This is a piece I wrote about a local hospital in the outer suburbs of Melbourne, Victoria, Australia. I know it’s a sensitive topic to many of my colleagues and friends, but I’m writing it because I’m tired of the way women have been used in the media coverage of this issue and the way staff at this hospital (and others) have been vilified.
The stories that have unfurled over the past four months regarding Bacchus Marsh Hospital’s maternity services have certainly been concerning. More than expected numbers of unexplained baby deaths were the trigger for the hospital’s board to be sacked and for the Health Minister to announce concerns about the hospital’s obstetric practices and standards of care. But the media’s handling of the issue has been focussed on blame and retribution and an almost voyeuristic preoccupation with personal stories of baby deaths and maternal wound infections. There also seems to have been little concern for the reputation of local health services in general.
There have been numerous television and print media stories about the alleged “horrors” of Bacchus Marsh hospital’s obstetric services. Even a newspaper piece written by one of the litigation lawyers.
Many of the stories in these reports have come from women whose babies have been stillborn or who have themselves personally suffered infections or complications post-birth at the hospital. Very upsetting stories. Of an often very personal nature. Life-changing events for these women and their families.
These stories have been used by the media to argue that particular doctors at the hospital are unfit to practice.
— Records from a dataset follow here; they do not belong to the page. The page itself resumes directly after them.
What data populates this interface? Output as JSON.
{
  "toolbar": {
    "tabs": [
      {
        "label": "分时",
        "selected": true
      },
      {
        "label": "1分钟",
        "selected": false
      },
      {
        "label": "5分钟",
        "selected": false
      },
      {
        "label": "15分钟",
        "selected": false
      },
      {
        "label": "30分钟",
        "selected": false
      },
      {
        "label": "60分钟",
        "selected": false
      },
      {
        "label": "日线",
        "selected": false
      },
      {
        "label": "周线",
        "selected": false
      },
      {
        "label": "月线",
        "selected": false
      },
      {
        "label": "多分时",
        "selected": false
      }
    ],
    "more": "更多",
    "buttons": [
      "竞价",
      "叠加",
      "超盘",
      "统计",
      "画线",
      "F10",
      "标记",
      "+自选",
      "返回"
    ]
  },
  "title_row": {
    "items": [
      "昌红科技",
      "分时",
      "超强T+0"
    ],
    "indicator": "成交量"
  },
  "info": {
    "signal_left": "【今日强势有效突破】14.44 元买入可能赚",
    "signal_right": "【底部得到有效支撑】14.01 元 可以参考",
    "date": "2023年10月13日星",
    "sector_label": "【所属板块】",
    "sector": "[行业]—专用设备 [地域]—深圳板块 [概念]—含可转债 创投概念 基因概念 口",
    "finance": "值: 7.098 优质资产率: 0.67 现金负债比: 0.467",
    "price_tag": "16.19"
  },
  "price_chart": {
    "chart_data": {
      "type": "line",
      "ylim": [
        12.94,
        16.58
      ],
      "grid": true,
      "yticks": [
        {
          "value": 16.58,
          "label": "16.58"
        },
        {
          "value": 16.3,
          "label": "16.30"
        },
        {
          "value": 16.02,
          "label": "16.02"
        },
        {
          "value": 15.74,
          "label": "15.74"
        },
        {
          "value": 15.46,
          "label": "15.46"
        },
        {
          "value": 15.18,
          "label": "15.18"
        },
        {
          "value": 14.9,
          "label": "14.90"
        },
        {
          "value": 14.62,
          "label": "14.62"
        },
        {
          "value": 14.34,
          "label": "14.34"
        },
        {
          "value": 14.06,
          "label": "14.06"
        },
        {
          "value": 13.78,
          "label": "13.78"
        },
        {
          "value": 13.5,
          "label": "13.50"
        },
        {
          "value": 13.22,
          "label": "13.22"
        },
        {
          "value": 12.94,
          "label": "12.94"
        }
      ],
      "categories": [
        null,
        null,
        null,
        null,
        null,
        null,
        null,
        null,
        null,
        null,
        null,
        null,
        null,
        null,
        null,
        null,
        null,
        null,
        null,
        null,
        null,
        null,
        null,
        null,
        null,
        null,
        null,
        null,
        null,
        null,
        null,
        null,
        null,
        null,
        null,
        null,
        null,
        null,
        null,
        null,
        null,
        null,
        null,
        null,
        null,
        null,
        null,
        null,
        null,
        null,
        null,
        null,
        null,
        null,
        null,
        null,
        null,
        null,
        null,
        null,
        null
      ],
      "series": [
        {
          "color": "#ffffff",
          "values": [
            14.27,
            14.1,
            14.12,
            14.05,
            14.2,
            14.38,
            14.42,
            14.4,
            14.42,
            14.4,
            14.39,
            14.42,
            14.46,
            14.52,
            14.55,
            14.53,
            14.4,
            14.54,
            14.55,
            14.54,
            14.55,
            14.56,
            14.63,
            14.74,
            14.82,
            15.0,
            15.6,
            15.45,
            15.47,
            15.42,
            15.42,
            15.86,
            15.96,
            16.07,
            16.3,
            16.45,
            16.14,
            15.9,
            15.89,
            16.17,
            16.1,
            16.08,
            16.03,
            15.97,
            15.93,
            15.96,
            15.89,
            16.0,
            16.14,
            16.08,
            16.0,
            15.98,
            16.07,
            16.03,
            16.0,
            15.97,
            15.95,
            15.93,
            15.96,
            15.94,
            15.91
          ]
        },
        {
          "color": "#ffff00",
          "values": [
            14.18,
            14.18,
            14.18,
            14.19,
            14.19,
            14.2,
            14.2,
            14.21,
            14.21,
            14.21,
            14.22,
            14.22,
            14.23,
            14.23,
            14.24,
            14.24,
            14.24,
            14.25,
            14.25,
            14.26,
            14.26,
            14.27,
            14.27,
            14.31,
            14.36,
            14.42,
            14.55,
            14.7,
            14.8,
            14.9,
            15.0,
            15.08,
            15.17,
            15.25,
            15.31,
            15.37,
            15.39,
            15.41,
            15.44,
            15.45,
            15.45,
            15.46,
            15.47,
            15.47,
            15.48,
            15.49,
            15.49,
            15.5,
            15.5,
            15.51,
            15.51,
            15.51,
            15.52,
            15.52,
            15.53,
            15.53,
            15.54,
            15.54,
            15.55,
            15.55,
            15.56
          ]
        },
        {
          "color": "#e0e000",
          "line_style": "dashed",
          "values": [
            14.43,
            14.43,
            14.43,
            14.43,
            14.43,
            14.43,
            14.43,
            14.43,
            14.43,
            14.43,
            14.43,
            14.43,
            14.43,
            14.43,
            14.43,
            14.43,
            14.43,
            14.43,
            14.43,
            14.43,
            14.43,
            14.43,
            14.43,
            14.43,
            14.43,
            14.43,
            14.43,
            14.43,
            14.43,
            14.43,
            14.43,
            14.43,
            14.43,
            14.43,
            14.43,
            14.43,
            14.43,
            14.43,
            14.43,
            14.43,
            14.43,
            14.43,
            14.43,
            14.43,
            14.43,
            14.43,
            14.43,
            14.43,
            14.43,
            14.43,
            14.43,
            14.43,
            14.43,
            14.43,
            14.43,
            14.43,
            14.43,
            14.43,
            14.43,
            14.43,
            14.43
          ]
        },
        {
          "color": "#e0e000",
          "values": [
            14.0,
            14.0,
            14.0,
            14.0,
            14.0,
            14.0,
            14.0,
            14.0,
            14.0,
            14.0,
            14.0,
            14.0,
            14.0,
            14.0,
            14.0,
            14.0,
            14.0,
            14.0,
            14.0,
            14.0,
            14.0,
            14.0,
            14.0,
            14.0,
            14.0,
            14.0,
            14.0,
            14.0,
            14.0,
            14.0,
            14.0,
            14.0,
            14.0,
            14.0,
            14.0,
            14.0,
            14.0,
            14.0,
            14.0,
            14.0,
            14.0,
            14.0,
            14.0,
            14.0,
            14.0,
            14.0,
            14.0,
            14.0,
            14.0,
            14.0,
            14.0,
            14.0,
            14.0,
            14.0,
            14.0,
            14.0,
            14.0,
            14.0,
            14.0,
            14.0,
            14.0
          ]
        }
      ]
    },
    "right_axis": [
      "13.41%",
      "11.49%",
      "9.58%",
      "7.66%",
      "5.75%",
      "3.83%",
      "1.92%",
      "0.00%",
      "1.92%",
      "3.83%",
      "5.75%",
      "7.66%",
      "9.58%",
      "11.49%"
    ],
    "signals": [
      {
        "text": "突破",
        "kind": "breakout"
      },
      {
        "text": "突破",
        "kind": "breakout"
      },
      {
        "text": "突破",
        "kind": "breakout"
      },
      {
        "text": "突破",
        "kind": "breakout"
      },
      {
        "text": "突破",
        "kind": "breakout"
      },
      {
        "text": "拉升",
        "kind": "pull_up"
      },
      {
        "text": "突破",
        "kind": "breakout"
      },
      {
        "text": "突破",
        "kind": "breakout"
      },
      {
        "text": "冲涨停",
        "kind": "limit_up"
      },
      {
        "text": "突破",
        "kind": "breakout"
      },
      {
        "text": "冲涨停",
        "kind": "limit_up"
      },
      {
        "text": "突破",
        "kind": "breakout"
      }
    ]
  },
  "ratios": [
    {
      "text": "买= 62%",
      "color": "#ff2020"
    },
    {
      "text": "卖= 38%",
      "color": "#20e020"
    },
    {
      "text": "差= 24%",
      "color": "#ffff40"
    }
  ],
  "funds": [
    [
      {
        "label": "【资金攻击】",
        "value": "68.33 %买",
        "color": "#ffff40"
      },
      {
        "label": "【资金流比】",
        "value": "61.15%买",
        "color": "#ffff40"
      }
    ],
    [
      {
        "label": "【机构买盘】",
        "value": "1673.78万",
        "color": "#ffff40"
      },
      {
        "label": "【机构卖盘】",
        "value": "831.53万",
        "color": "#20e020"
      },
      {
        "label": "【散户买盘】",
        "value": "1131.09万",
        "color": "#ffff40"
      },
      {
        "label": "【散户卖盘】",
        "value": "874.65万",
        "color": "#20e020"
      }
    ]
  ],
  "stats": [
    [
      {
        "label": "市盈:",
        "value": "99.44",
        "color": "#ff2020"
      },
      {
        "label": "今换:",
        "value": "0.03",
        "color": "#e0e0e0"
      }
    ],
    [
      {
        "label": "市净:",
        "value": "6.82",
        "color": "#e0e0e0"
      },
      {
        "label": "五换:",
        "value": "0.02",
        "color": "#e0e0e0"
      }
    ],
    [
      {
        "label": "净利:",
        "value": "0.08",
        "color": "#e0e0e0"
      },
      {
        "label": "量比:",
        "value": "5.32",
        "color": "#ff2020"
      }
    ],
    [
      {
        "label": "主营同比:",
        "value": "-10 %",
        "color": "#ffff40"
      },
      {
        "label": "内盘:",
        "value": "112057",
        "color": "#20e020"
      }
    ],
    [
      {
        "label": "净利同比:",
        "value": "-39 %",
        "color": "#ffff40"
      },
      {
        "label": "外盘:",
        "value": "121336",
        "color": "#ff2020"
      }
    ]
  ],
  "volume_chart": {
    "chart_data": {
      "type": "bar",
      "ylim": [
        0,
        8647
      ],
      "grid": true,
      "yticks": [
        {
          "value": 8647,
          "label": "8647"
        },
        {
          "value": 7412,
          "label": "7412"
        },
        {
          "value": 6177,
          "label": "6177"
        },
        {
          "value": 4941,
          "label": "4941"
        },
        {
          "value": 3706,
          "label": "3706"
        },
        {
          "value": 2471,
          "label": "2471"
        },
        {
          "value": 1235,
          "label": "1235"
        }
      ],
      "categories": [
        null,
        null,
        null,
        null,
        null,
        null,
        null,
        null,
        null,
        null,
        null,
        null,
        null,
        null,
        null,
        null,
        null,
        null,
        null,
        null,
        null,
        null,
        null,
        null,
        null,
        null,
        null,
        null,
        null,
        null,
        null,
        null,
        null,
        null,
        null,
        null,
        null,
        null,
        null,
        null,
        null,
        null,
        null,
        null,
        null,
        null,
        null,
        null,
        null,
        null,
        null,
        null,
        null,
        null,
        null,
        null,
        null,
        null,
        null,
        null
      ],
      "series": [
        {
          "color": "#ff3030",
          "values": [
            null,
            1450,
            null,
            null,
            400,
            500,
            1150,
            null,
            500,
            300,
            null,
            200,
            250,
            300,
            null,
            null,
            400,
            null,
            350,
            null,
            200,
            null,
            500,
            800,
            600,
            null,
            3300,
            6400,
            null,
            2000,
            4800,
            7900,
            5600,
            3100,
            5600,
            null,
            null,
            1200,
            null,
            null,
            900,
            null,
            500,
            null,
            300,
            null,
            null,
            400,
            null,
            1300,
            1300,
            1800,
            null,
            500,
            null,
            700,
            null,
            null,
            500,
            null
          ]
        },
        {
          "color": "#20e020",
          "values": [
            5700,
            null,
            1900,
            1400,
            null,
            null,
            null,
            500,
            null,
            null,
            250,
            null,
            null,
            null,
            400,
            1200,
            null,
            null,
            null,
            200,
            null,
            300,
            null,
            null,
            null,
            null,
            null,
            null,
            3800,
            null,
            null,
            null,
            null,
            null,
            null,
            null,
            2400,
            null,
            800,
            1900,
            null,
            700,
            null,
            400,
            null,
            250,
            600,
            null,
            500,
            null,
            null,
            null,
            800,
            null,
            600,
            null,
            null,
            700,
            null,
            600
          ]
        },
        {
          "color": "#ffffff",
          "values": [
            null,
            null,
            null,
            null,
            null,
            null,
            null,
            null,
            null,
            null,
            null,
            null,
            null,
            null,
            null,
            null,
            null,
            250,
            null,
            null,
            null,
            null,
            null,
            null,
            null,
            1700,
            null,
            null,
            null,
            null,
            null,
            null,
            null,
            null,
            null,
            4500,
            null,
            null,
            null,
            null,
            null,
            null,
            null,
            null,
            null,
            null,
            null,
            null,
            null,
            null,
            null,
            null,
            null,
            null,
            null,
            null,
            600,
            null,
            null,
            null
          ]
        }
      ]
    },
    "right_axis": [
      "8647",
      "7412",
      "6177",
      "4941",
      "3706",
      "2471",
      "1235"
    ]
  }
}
It is not the media’s responsibility to judge the competency of medical staff at this or any other health service and their use of women’s very personal experiences to this end does not honour these mothers or the memory of their babies.
Instead, the stories have been used to create emotional leverage bordering on hysteria, all the while touted as “giving mothers a voice”. Meanwhile these women have shared their heart-wrenching stories with the world – but to what end?
Many media segments have similarly implied that every baby death at every Victorian hospital is the direct result of medical mismanagement. Sadly, there are babies born every single day in Victoria who never take a breath. The perinatal mortality rate for Victoria in 2011 was 10 in 1,000 births. The reasons for these deaths are often a complex combination of macro structural issues and individual management – important factors that need ongoing close and careful examination by people with appropriate experience and training such as the Consultative Council on Obstetric and Paediatric Mortality and Morbidity (CCOPMM).
One newspaper article last year listed the “likelihood” of baby deaths in specific Victorian hospitals. Interesting stats but what do they really mean and to what end?
These are local community hospitals that people rely on for their healthcare.
There is rarely an alternative service for these people to choose. What do locals do when they lose trust in their neighbourhood health service? And what exactly does it mean that babies are 80% more likely to die at your local hospital? There was no attempt to contextualise these statistics.
At what point does the media take responsibility for the impact this kind of reporting has on undermining local trust in health services?
Bacchus Marsh is a local hospital. It has been a great option for women in the area with normal pregnancies to receive maternity care and to birth close to home. The number of women booking to have their babies there increased exponentially over the last ten years. Despite departmental concerns, the hospital is still open for business and presumably it’s staff are trying to somehow rebuild some of that local trust they gained as the hospital’s birth rate grew and grew over the last ten years.
From all this it seems that there are really two key issues that need addressing in this situation:
1. the professional regulation of medical and allied health practitioners is currently the responsibility of AHPRA, and its actions are being called into question, especially regarding delays into investigations of practice. No doubt this is a complex issue related to process and structure.
2.The other issue involves systems of management and leadership for hospitals in Victoria to ensure safe practice and good health outcomes in these services. Not exactly a racy media hook, but good structures can improve accountability and importantly, help to ensure that people trust their health services to provide safe care for them.
So why not focus on investigating these issues rather than fishing around for allegedly shonky operators who are unlikely to be solely responsible for large numbers of baby deaths, or bringing down the names of local health services who may or may not have practice issues related to their statistics?
If a health service is truly dangerous it should be shut down – no question.
But my heart is with those dedicated health professionals still working at Bacchus Marsh – battling every day the fallout from media stories denigrating their work.
It’s also with the women and families who have shared their stories of heartbreak publicly. Maybe their experiences will help us see the human side of the statistics.